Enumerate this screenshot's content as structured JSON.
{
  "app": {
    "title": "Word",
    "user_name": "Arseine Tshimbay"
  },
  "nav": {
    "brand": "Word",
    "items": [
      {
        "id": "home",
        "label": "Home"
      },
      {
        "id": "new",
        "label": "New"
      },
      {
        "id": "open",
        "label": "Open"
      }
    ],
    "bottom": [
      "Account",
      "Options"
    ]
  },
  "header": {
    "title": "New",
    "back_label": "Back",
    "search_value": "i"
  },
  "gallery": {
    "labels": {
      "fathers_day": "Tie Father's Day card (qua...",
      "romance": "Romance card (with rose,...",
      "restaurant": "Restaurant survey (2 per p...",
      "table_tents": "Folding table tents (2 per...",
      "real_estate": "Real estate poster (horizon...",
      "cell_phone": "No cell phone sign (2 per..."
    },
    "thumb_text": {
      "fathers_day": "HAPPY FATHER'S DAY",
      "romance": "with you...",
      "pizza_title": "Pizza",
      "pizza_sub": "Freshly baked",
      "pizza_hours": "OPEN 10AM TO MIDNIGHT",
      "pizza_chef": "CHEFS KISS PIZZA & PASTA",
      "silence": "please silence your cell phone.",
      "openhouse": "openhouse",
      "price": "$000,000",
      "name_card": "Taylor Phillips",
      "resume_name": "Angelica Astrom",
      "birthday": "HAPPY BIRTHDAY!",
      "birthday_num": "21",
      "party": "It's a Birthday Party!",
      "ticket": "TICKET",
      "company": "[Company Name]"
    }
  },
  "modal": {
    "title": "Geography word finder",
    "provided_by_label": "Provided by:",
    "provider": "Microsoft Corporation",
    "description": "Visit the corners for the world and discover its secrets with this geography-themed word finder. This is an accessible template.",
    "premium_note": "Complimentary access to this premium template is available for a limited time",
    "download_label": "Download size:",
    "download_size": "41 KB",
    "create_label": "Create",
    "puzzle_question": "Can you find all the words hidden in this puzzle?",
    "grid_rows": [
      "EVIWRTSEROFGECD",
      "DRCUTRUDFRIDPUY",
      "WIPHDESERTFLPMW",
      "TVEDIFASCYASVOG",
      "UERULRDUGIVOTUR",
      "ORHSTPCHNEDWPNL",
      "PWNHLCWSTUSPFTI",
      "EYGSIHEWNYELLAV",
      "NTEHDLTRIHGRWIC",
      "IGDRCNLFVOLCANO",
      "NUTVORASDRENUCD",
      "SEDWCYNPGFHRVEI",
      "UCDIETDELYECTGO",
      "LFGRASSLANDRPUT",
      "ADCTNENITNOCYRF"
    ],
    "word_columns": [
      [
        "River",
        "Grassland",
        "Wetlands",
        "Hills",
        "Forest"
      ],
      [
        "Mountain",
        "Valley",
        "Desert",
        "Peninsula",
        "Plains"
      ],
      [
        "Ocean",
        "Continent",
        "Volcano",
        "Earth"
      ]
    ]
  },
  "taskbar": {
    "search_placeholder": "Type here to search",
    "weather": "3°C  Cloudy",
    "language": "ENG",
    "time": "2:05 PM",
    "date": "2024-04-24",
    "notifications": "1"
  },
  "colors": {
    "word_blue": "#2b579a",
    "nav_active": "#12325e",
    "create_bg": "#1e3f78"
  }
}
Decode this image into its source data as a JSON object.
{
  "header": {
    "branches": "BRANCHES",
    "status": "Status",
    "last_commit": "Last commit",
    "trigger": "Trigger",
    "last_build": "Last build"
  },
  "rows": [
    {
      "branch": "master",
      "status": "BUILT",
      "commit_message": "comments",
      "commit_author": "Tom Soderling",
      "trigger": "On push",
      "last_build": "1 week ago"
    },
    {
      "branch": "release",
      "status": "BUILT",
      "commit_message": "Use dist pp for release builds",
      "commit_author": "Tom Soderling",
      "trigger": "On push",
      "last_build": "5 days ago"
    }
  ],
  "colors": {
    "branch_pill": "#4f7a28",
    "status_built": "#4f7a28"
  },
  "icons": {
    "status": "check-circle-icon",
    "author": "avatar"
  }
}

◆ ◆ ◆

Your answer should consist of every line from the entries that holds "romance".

• _ANSWER BOX_
      "romance": "Romance card (with rose,...",
      "romance": "with you...",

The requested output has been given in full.